Chenopodium quinoa, a South American pseudocereal, has valuable agricultural traits such as salt tolerance and drought tolerance, and it has beneficial nutritional properties such as high protein content and a complete amino acid profile. However, problems including disease susceptibility, low harvest index, lodging, seed shattering, low heat tolerance, and saponin content plague quinoa. Genetic resources for quinoa are needed to fix these problems and make quinoa more available throughout the world. We used ethyl methanesulfonate (EMS) to create a mutant population of QQ74 quinoa (USDA GRIN PI 614886) of 5,030 mutant families. We did whole exome sequencing (WES) on 44 mutant families. Using the recently published quinoa reference genome and MAPS, a mutation detection pipeline, we found a mutation rate of 11.35 mutations/Mb in these families. We also used whole genome sequencing (WGS) to calculate a mutation rate of 21.67 mutations/Mb in an additional nine mutant families. To demonstrate the utility of this population as a genetic resource, we found an EMS-induced nonsense mutation in the betalain synthesis pathway that prevents red betacyanins from accumulating in the hypocotyl of quinoa. With the mutation rates in our population, we calculate that analysis of 300 mutant families will yield 3-7 mutations in any gene of interest, which will facilitate forward and reverse genetic studies in quinoa.

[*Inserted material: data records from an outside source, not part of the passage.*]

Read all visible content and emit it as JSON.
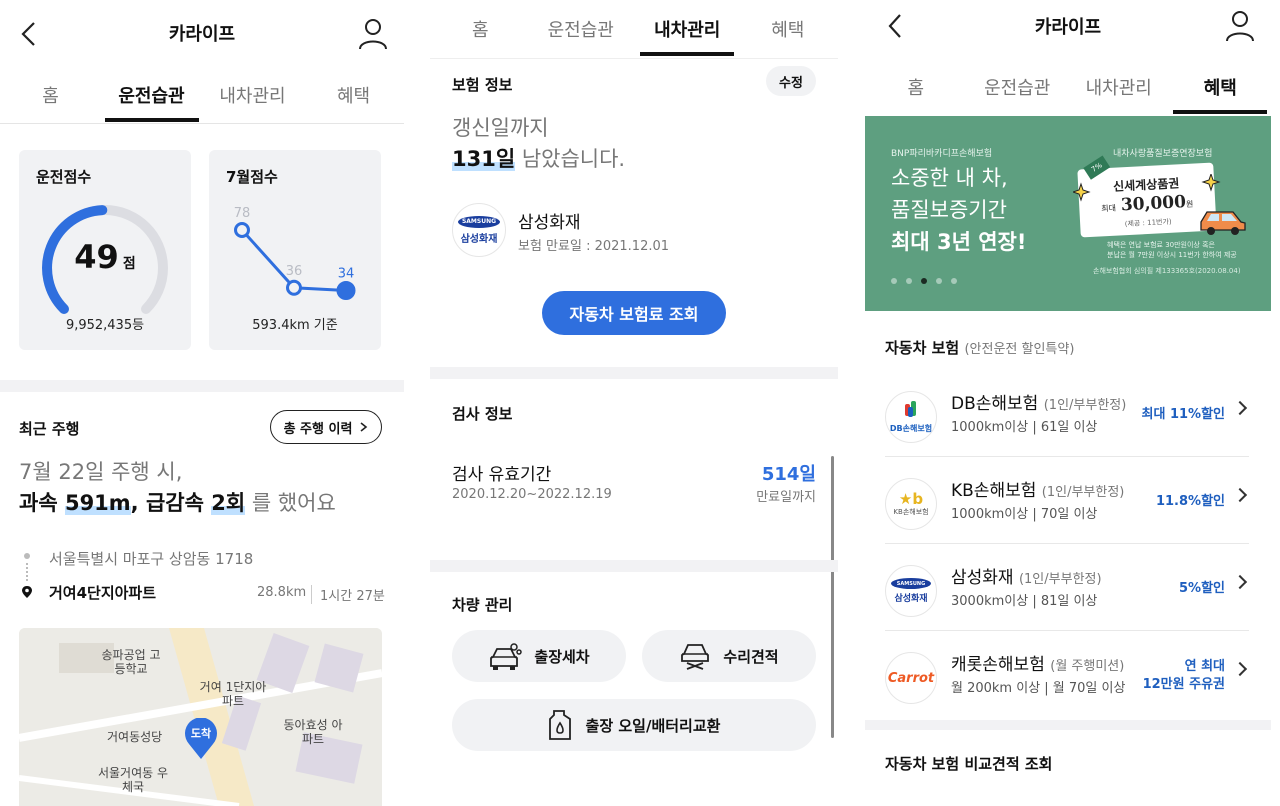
{
  "panel1": {
    "title": "카라이프",
    "tabs": [
      "홈",
      "운전습관",
      "내차관리",
      "혜택"
    ],
    "active_tab": 1,
    "score_card": {
      "label": "운전점수",
      "score": "49",
      "unit": "점",
      "rank": "9,952,435등",
      "gauge_fraction": 0.49
    },
    "month_card": {
      "label": "7월점수",
      "caption": "593.4km 기준",
      "chart_data": {
        "type": "line",
        "values": [
          78,
          36,
          34
        ],
        "ylim": [
          0,
          100
        ]
      },
      "point_labels": [
        "78",
        "36",
        "34"
      ]
    },
    "recent": {
      "title": "최근 주행",
      "history_button": "총 주행 이력",
      "line1": "7월 22일 주행 시,",
      "summary": {
        "p1": "과속 ",
        "p2": "591m",
        "p3": ", 급감속 ",
        "p4": "2회",
        "p5": " 를 했어요"
      },
      "start": "서울특별시 마포구 상암동 1718",
      "end": "거여4단지아파트",
      "distance": "28.8km",
      "duration": "1시간 27분"
    },
    "map": {
      "labels": [
        "송파공업 고등학교",
        "거여 1단지아파트",
        "동아효성 아파트",
        "거여동성당",
        "서울거여동 우체국"
      ],
      "marker": "도착"
    }
  },
  "panel2": {
    "tabs": [
      "홈",
      "운전습관",
      "내차관리",
      "혜택"
    ],
    "active_tab": 2,
    "insurance": {
      "title": "보험 정보",
      "edit": "수정",
      "line1": "갱신일까지",
      "days": "131일",
      "line2_rest": " 남았습니다.",
      "company": "삼성화재",
      "expiry": "보험 만료일 : 2021.12.01",
      "button": "자동차 보험료 조회"
    },
    "inspection": {
      "title": "검사 정보",
      "label": "검사 유효기간",
      "period": "2020.12.20~2022.12.19",
      "days": "514일",
      "days_caption": "만료일까지"
    },
    "vehicle": {
      "title": "차량 관리",
      "buttons": [
        "출장세차",
        "수리견적",
        "출장 오일/배터리교환"
      ]
    }
  },
  "panel3": {
    "title": "카라이프",
    "tabs": [
      "홈",
      "운전습관",
      "내차관리",
      "혜택"
    ],
    "active_tab": 3,
    "banner": {
      "company": "BNP파리바카디프손해보험",
      "headline": [
        "소중한 내 차,",
        "품질보증기간",
        "최대 3년 연장!"
      ],
      "coupon_title": "내차사랑품질보증연장보험",
      "coupon_name": "신세계상품권",
      "coupon_prefix": "최대",
      "coupon_amount": "30,000",
      "coupon_unit": "원",
      "coupon_note": "(제공 : 11번가)",
      "fine1": "혜택은 연납 보험료 30만원이상 혹은",
      "fine2": "분납은 월 7만원 이상시 11번가 한하여 제공",
      "fine3": "손해보험협회 심의필 제133365호(2020.08.04)",
      "dots": 5,
      "active_dot": 2,
      "bg": "#5e9f80"
    },
    "ins_section": {
      "title": "자동차 보험",
      "subtitle": "(안전운전 할인특약)"
    },
    "insurers": [
      {
        "name": "DB손해보험",
        "sub": "(1인/부부한정)",
        "cond": "1000km이상 | 61일 이상",
        "disc": [
          "최대 11%할인"
        ],
        "logo": "DB손해보험"
      },
      {
        "name": "KB손해보험",
        "sub": "(1인/부부한정)",
        "cond": "1000km이상 | 70일 이상",
        "disc": [
          "11.8%할인"
        ],
        "logo": "KB손해보험"
      },
      {
        "name": "삼성화재",
        "sub": "(1인/부부한정)",
        "cond": "3000km이상 | 81일 이상",
        "disc": [
          "5%할인"
        ],
        "logo": "삼성화재"
      },
      {
        "name": "캐롯손해보험",
        "sub": "(월 주행미션)",
        "cond": "월 200km 이상 | 월 70일 이상",
        "disc": [
          "연 최대",
          "12만원 주유권"
        ],
        "logo": "Carrot"
      }
    ],
    "compare_title": "자동차 보험 비교견적 조회"
  }
}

College and Department
Plant and Wildlife Sciences
BYU ScholarsArchive Citation
Cox, Brian James, "EMS Mutagenesis in Quinoa: Developing a Genetic Resource" (2020). Theses and Dissertations. 9080.
Chenopodium quinoa, ethyl methanesulfonate, mutation, whole exome sequencing, whole genome sequencing, betalains